ANTHRO 326 Consumer Society Credits: 3

This course explores the emergence of Consumer Society as both a sociohistorical development and as an object of social scientific inquiry. Students will explore how the study of Consumer Society has been animated by different scholarly questions, debates, and analytic approaches.

ANTHRO 328 Body and Society Credits: 3

Body and Society is an interdisciplinary and comparative approach to the study of the body as the subject and object of social processes. Interdisciplinary approaches to topics such as meaning, ritual, performance, and practice will provide a framework for classical as well as contemporary explorations of bodily representation and experiences across a variety of cultural contexts.

Prerequisites: ANTHRO 103.

ANTHRO 331 Urban Anthropology Credits: 3

A course designed to apply anthropological methods to the study of various urban environments. The approach to the subject is comparative, seeking to spell out those features of the urban setting which vary from culture to culture as well as those which are common to all.

ANTHRO 358 Culture and Society Credits: 3

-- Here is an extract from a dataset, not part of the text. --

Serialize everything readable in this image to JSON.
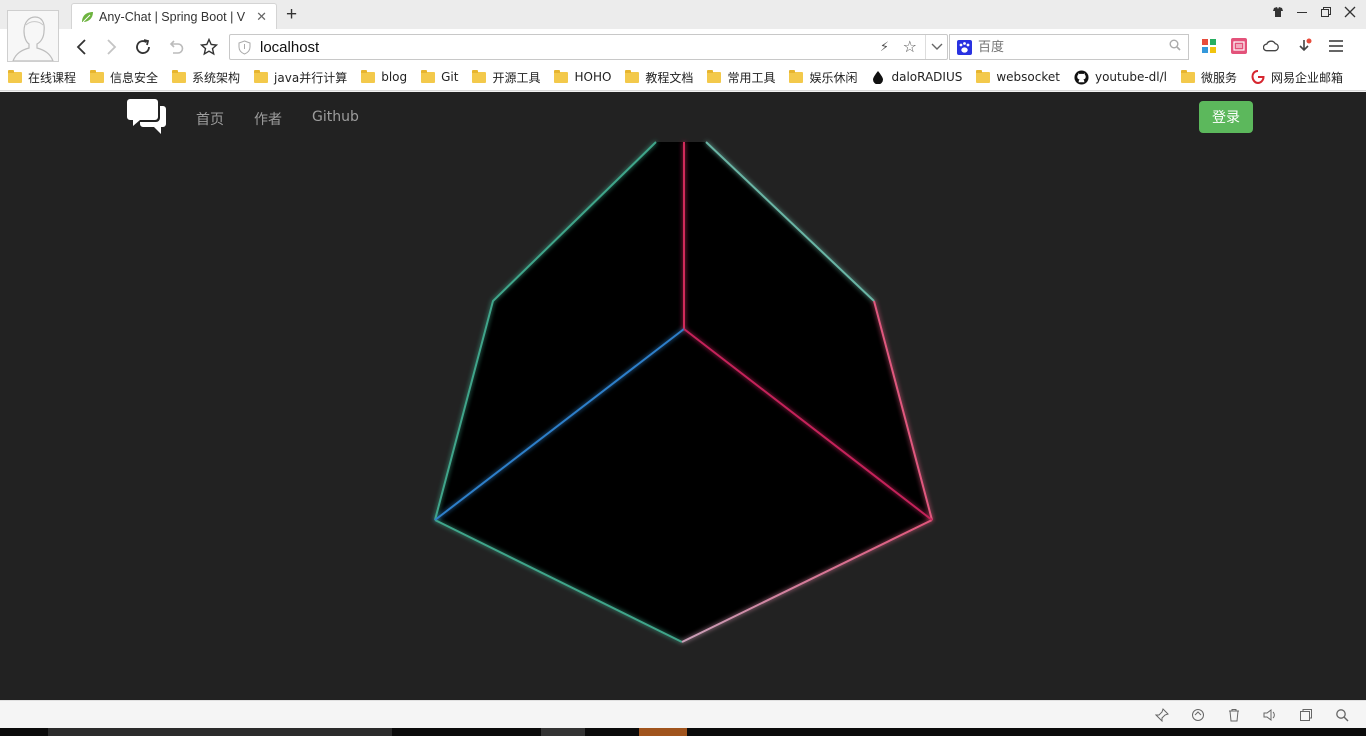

This course examines the "culture concept" at the heart of the contending theories of society, which is used to describe a society or way of life, a whole social order, or particular aesthetic styles and objects. The course links these various topics together in a concluding section on culture in the age of the Internet and globalization.

ANTHRO 359 Media and Society Credits: 3

This course examines the rise, development, and change of mass media in American society from broadsheets and news flyers through contemporary media formats.

ANTHRO 373 Anthropology of Religion Credits: 3

This course explores the ways anthropologist have gone about studying religion from the opening decades of the 20th century to present. The course introduces students to the diversity of human religious expression and experience through anthropological literature and to the diversity of anthropological expression especially as it has been revealed in social scientific studies of religious life. The course is designed to generate a critical dialogue about the special role that religion has played in the ongoing anthropological engagement with "other" societies and cultures over time.

ANTHRO 380 Technology and Society Credits: 3

This course will help students explore the ways technology shapes and is shaped by human interaction. Students will read interdisciplinary literature that builds theoretical and interpretive frameworks around classical and contemporary case studies. A fundamental question to be addressed throughout the course: how does the comparative study of technology help us understand what it means to be human?

ANTHRO 397 Independent Readings in Anthropology Credits: 1-3

Intensive readings in an area selected by the student with prior consultation with instructor.

Prerequisites: Twelve hours of anthropology.

ANTHRO 407 Writing Culture: The Craft of Ethnography Credits: 3

This course will explore the ways anthropologists document and write about cultural practices, processes, and beliefs. Students will become familiar with debates about representation while they consider differences in the ways ethnographic writing rhetorically conveys culture. Students will also compare ethnographic methods, theories, and styles of writing as these have changed over time.

ANTHRO 441 Globalization and Development Credits: 3

Focuses on issues of economic development, social stratification, political institutions, and political mobilization in societies where colonialism provided the context for their long-term disadvantages in the international economic order. Specific attention is paid to the intersection of the international components that define the options and limits for societal development (e.g., market shifts, international institutions and contracts, foreign policies, and migration) and the distinct social, political and cultural implications of these factors for developing societies.